He repeats a pledge to provide $6 million to a Little Haiti neighborhood trust prior to ground is even broken and, as an indication that he listened to at least one need, acknowledges that the complex will now be called Magic City Little Haiti.
However while Bastien grieves the defeat, her next-door neighbor and fellow organizer Leonie Hermantin invites the financial investment and expects the best. “Even if Magic City did not come today, the speed of gentrification is so rapid that our people will not have the ability to manage houses here anyways,” she states with a resigned head shake. “Magic City is not the federal government. Budget friendly housing policies have to come from the government.”.
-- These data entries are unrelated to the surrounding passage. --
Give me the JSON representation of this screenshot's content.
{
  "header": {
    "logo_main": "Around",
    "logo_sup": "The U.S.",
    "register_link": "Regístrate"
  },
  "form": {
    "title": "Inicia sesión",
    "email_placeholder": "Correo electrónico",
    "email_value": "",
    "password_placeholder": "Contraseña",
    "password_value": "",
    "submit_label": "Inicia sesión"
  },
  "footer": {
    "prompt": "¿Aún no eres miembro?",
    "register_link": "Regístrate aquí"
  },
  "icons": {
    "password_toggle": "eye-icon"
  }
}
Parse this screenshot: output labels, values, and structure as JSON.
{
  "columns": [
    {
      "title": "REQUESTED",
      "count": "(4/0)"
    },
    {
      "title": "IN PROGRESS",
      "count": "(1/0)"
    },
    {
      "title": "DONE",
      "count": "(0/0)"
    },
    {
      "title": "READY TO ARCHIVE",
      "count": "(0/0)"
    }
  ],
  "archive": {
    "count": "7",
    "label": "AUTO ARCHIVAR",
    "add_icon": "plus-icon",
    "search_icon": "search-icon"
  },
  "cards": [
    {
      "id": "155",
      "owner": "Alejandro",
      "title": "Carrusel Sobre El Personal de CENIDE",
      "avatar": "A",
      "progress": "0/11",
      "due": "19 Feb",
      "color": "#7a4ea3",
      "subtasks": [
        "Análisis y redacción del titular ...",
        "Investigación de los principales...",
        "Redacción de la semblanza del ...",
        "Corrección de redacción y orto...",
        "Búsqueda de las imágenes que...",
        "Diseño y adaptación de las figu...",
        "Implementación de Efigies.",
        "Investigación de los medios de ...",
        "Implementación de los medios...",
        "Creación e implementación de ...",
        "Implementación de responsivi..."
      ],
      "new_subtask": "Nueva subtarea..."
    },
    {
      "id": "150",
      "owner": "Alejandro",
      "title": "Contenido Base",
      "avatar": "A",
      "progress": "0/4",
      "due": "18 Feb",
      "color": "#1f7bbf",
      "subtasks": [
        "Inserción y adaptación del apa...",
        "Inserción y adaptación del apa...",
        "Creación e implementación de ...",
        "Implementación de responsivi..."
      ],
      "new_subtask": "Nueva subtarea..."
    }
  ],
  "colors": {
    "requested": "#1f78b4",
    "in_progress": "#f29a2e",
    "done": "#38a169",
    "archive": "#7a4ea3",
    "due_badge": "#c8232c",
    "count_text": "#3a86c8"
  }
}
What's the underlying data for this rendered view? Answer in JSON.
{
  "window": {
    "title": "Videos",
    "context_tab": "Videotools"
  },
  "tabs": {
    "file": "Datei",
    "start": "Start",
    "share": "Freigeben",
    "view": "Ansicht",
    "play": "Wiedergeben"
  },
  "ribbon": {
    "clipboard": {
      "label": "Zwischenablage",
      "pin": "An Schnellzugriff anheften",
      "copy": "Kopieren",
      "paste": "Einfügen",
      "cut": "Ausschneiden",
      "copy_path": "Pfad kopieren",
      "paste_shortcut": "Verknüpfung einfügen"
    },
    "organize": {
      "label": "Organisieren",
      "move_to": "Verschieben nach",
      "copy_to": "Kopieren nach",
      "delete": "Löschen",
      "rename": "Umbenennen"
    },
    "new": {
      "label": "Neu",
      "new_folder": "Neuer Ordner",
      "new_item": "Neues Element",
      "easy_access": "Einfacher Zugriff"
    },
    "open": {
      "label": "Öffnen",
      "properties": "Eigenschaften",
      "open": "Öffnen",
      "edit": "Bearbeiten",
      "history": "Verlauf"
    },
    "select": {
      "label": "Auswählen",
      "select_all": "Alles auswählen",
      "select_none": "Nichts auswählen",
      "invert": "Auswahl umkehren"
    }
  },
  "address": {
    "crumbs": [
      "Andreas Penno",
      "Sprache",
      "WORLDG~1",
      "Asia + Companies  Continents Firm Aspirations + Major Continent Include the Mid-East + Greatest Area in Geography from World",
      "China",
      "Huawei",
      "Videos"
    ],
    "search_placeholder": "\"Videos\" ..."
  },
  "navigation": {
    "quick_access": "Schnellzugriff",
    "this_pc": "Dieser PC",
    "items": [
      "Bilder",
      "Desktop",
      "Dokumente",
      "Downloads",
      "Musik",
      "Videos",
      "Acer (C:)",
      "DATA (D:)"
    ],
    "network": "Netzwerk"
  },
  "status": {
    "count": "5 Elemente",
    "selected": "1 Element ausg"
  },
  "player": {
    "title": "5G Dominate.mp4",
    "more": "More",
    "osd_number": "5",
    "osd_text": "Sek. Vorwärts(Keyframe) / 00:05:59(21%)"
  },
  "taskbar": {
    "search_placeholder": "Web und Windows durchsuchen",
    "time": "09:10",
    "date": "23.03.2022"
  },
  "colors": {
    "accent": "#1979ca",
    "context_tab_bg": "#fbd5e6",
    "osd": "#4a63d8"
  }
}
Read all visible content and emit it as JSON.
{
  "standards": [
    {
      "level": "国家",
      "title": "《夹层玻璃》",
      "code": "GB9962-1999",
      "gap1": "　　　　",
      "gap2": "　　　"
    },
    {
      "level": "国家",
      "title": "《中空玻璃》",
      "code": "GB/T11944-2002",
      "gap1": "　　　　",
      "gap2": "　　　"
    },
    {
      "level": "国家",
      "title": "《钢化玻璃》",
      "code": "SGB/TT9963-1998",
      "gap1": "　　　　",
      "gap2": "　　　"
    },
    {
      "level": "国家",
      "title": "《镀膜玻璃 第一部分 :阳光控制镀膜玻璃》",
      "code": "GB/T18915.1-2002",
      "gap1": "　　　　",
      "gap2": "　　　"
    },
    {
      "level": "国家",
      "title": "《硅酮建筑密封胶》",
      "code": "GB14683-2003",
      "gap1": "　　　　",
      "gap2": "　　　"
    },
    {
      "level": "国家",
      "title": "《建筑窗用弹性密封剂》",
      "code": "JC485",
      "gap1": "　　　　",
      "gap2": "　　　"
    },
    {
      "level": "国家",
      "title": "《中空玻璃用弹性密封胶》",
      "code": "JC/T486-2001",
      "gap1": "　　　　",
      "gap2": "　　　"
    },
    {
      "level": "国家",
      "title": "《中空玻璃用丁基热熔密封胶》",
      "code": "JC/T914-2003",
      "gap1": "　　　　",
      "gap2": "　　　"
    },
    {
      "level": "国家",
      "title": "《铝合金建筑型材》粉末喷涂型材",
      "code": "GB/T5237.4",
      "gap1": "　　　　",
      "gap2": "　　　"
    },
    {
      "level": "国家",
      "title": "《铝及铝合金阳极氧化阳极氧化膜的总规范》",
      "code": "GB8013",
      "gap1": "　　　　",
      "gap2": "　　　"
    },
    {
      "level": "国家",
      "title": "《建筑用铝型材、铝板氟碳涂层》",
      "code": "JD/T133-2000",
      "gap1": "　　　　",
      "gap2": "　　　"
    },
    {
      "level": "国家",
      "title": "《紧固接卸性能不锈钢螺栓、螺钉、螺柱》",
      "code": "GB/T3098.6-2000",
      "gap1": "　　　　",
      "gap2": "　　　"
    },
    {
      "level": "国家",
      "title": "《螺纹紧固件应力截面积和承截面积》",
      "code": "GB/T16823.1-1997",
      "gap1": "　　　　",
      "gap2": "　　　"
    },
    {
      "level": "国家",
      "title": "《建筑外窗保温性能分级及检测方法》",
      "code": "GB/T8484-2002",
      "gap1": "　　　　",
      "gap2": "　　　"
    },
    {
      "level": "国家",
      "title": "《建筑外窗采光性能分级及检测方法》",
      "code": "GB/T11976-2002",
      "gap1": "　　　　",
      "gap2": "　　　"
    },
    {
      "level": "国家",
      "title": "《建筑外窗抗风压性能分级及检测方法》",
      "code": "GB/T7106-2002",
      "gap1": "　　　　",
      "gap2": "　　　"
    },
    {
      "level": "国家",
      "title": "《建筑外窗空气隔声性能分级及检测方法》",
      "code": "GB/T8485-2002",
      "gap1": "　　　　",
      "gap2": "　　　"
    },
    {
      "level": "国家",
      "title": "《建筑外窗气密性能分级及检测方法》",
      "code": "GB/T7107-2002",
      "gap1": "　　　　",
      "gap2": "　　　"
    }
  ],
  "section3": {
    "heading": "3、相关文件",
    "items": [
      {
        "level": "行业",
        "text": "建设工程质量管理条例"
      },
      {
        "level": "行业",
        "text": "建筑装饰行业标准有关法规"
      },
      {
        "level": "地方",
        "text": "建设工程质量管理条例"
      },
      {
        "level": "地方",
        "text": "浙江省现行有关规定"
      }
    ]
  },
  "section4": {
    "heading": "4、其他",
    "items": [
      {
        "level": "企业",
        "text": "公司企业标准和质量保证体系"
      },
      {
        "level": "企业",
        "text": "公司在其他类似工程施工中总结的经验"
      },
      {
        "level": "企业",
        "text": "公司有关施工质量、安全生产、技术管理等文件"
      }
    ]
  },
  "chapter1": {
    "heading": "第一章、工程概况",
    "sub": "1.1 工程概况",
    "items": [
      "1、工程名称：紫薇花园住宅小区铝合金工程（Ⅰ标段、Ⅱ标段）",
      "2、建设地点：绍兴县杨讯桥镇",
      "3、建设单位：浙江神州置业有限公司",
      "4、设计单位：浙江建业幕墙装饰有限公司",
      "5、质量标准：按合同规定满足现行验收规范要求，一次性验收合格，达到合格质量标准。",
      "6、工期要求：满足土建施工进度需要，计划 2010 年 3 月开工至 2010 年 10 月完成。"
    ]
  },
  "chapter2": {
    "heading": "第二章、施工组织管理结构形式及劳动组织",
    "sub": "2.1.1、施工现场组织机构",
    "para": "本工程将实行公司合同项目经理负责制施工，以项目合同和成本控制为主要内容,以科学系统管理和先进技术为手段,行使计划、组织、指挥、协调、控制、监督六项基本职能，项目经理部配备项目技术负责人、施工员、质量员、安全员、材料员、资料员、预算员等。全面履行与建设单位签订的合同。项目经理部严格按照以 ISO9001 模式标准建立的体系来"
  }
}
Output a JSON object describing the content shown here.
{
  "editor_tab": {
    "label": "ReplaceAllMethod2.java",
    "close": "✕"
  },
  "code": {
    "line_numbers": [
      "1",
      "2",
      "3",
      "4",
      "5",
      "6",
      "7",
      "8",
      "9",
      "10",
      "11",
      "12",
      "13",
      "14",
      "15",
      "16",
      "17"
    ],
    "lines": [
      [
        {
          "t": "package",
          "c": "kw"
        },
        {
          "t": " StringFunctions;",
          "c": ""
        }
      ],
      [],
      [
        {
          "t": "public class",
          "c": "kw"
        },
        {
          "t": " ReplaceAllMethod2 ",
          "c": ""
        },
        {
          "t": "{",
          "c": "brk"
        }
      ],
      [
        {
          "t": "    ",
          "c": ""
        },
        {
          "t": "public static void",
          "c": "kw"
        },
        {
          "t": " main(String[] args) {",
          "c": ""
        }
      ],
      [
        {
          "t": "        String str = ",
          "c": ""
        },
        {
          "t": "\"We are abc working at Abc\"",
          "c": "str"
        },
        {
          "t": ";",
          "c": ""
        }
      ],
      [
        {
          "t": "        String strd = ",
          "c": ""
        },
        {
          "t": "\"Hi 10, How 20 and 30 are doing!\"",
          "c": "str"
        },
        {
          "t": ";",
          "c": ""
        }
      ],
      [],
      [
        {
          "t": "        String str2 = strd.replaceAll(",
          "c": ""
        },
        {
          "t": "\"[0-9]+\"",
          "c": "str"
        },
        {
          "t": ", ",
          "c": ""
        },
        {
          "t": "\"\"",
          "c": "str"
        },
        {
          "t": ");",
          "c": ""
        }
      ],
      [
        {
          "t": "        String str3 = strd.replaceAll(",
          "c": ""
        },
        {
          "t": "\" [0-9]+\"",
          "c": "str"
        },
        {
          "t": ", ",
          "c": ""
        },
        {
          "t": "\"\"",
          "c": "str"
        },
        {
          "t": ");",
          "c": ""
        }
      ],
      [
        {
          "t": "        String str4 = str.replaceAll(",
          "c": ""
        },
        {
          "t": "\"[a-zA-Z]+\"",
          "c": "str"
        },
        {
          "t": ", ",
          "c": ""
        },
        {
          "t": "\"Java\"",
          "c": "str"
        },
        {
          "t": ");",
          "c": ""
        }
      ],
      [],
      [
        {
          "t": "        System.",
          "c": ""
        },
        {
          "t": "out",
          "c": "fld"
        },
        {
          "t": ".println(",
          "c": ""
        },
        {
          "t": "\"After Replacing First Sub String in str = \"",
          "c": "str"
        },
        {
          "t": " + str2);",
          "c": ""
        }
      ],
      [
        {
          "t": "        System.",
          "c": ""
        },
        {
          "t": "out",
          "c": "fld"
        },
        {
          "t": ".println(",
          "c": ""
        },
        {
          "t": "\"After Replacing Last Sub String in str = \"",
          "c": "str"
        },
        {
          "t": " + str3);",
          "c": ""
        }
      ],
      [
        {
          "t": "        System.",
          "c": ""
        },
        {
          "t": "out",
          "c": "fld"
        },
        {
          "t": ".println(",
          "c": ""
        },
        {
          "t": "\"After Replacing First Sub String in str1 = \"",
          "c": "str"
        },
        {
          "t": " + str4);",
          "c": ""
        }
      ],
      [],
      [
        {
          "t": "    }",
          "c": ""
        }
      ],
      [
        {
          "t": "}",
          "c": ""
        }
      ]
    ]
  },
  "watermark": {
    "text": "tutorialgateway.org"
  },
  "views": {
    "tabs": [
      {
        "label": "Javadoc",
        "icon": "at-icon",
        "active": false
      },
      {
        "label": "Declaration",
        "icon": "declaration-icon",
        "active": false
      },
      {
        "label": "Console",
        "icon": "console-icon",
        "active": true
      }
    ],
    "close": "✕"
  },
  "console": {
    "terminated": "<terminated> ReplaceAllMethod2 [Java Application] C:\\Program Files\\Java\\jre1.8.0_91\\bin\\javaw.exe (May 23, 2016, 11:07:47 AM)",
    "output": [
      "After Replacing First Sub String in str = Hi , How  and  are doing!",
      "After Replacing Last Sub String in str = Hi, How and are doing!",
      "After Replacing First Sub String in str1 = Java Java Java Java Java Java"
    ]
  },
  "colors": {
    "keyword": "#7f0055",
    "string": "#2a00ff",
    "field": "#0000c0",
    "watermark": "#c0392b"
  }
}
A female utilizes an umbrella for shade as she strolls on a hot day in Miami.
“( Environment gentrification) is something that we are really closely monitoring,” Miami Mayor Francis Suarez tells me. “But we haven’t seen any direct proof of it yet.”.
Suarez is the rare Republican who passionately argues for environment mitigation plans and assisted promote the $400 million Miami Forever bond, approved by voters to money action to safeguard the city from the ravages of higher seas and stronger storms.
Miami Mayor Francis Suarez promoted a strategy to take on the effect of the climate crisis.
” We in fact created in our first tranche of Miami Forever, a sustainability fund for people to remodel their houses so that they can remain in their properties rather than needing to sell their properties,” he states.
But that fund is a relatively small $15 million, insufficient to dent a real estate crisis that grows with each heat wave and hurricane, in a city where over a quarter of citizens live below the poverty line.
What’s taking place in Little Haiti could be simply one example of a “climate apartheid” that the United Nations warns is ahead, where there will be a gulf in between the rich who can protect themselves from the effect of environment change and the bad who are left.
Philip Alston, the UN Special Rapporteur on severe poverty and human rights, said there was currently evidence of how the environment crisis impacts the abundant and poor in a different way.
And he explained that those injured most were most likely those least accountable. “Perversely, while individuals in hardship are accountable for just a fraction of worldwide emissions, they will bear the brunt of environment modification, and have the least capability to protect themselves,” Alston wrote last month.